-- Opening Marker --

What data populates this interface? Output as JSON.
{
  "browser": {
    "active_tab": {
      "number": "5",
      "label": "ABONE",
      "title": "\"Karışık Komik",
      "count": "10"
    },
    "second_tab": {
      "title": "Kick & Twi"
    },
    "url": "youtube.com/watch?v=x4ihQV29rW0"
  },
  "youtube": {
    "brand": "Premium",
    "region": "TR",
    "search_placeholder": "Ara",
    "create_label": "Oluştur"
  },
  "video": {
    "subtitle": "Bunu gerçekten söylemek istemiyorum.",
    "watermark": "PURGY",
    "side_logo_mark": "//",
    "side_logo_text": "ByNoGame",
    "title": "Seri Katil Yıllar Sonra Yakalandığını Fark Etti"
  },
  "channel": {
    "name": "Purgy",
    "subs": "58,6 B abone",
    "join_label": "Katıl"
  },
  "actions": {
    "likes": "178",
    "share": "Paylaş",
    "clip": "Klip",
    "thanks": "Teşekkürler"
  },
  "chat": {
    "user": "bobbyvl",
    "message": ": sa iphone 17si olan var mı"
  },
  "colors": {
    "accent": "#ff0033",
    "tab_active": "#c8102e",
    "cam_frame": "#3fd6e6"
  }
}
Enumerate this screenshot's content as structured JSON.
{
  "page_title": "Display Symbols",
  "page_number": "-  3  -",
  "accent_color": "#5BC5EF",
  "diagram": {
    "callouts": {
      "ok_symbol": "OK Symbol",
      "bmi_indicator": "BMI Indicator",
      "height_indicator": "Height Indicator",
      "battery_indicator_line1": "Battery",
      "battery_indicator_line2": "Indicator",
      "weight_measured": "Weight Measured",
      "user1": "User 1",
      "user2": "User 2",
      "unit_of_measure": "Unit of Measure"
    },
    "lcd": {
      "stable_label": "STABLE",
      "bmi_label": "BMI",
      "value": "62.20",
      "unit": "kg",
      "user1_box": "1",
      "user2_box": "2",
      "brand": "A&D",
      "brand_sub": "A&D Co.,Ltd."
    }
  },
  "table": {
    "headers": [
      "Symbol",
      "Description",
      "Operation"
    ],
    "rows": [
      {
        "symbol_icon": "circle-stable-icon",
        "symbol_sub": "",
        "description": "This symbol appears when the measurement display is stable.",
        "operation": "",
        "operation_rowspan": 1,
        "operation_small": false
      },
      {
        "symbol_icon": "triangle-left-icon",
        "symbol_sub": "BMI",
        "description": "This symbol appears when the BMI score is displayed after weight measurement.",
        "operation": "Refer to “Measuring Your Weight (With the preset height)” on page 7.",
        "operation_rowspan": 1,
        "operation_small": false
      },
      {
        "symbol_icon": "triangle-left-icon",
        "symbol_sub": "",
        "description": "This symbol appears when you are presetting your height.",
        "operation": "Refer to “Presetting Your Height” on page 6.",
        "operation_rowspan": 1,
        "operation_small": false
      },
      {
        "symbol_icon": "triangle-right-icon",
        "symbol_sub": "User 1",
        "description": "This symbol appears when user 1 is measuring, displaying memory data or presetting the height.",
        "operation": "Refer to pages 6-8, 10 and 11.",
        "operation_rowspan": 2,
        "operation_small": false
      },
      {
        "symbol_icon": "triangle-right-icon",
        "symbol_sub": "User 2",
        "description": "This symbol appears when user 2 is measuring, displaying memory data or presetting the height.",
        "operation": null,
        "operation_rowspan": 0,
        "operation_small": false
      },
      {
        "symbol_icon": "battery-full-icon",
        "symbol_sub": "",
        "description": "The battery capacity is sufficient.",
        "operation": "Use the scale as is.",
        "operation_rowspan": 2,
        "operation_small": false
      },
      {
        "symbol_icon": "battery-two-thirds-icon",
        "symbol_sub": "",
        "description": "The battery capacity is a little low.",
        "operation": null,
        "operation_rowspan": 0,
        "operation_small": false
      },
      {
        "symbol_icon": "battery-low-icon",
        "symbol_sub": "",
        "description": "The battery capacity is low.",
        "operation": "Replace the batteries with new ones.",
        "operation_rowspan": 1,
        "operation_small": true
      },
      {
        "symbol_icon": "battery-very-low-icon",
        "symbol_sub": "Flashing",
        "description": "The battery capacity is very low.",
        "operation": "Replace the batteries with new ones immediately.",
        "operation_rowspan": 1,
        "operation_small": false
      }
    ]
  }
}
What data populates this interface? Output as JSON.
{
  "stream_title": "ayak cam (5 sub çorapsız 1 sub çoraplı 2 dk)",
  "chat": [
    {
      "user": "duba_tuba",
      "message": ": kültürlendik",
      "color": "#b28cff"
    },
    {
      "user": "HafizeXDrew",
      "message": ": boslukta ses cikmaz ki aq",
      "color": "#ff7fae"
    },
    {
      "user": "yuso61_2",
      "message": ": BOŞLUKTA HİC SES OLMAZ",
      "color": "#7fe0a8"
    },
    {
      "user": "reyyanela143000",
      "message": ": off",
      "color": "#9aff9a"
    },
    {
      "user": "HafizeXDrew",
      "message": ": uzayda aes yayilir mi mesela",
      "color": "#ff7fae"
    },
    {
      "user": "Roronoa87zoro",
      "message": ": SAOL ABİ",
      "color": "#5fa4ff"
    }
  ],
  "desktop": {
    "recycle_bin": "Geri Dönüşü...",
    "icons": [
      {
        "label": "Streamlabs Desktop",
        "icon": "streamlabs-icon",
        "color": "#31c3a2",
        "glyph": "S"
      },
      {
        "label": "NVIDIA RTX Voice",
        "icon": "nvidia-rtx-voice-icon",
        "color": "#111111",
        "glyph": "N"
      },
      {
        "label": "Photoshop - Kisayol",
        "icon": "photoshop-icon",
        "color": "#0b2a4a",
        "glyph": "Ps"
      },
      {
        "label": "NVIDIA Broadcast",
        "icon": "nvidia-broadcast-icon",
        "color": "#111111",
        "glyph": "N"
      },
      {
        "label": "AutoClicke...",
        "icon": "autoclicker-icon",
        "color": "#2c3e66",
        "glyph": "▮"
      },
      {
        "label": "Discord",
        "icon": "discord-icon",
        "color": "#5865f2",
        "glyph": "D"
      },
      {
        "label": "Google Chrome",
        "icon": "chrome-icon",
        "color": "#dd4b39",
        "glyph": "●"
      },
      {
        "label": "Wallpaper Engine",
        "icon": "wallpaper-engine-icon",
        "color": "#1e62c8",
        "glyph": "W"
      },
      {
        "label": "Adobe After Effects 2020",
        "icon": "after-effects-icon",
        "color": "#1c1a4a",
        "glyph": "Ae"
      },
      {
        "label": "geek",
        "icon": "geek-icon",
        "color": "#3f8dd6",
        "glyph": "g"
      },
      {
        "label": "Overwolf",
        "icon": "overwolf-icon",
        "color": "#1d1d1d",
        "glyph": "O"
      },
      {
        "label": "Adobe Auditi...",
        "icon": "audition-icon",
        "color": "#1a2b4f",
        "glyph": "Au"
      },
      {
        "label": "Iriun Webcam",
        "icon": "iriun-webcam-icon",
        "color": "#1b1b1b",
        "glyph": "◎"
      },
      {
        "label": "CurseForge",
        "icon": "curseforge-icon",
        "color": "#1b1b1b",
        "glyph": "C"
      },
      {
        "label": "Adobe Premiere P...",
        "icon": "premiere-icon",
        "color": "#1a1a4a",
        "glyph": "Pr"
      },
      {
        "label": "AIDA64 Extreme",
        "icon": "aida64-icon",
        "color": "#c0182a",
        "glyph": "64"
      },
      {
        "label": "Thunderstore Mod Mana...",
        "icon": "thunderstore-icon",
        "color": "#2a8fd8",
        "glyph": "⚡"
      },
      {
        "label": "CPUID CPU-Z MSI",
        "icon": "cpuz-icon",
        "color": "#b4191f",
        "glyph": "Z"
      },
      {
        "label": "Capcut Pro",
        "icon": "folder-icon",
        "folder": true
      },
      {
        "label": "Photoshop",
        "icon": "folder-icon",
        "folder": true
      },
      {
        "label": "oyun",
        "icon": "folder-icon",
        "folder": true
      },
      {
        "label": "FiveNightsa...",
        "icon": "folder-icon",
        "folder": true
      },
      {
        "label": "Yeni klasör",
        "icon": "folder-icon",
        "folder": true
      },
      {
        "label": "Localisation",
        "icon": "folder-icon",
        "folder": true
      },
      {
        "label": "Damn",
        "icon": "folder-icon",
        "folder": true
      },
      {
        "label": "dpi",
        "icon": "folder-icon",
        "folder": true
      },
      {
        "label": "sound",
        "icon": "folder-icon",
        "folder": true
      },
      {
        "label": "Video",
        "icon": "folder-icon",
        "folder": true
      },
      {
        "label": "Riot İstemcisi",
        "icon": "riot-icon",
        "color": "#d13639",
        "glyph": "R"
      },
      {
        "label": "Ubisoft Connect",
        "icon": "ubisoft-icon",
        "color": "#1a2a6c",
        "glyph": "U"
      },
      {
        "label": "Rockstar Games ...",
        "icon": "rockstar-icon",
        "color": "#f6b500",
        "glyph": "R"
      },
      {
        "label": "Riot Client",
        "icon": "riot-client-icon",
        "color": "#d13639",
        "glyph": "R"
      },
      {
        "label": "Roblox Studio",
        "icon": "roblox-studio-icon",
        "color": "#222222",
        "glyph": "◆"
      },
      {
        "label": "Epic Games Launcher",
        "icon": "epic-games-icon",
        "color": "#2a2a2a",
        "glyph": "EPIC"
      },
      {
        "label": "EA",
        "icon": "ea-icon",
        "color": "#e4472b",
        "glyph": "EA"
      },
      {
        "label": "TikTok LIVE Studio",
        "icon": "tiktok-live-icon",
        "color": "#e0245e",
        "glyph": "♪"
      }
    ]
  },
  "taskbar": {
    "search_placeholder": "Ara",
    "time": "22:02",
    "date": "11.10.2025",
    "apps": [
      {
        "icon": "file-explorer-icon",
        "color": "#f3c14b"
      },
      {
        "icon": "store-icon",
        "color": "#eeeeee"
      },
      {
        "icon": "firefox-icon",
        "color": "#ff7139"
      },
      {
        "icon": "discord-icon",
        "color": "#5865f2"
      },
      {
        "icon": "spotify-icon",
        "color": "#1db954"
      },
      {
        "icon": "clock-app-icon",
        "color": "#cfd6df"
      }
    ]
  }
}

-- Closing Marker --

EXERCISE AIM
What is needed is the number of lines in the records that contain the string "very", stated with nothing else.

FINISHED TASK
2